[App and web page records]
········
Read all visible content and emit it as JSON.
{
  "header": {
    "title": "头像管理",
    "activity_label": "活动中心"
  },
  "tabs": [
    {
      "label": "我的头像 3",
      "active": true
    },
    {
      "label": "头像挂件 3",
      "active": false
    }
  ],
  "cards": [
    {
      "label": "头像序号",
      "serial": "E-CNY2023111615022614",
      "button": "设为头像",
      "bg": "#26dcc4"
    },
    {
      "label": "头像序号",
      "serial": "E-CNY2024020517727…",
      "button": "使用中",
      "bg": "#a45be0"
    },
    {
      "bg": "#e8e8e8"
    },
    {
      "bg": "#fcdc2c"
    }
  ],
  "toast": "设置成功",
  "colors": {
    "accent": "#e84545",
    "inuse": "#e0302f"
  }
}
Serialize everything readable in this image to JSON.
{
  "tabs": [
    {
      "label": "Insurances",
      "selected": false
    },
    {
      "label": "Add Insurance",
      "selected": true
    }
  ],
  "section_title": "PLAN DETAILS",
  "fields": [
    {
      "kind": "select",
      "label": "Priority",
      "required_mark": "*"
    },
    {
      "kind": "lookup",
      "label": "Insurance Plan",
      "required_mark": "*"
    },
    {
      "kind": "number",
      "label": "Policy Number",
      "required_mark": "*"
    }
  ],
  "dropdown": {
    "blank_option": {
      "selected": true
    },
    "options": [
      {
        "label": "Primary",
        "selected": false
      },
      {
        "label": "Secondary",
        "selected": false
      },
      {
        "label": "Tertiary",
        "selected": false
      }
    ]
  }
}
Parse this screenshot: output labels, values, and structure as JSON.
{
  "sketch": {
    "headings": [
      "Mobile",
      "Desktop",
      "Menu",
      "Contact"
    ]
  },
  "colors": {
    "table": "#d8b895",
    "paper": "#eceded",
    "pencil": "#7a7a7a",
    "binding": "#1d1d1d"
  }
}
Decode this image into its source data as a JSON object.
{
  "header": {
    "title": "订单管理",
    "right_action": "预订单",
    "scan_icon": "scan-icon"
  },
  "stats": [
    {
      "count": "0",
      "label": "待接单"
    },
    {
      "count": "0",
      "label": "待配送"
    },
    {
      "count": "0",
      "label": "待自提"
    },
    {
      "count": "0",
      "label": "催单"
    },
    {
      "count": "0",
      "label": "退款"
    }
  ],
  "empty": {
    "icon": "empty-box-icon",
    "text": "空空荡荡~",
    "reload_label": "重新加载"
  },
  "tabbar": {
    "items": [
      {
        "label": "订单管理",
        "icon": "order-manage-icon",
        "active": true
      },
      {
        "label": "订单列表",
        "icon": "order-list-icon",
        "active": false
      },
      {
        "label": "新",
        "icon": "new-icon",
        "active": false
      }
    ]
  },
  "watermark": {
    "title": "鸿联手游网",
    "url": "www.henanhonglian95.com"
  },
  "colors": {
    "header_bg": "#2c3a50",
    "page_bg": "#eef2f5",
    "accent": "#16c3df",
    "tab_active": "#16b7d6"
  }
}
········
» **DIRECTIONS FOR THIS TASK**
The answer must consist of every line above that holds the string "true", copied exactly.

» **ANSWER TO THE EXERCISE**
      "active": true
      "selected": true
      "selected": true
        "active": true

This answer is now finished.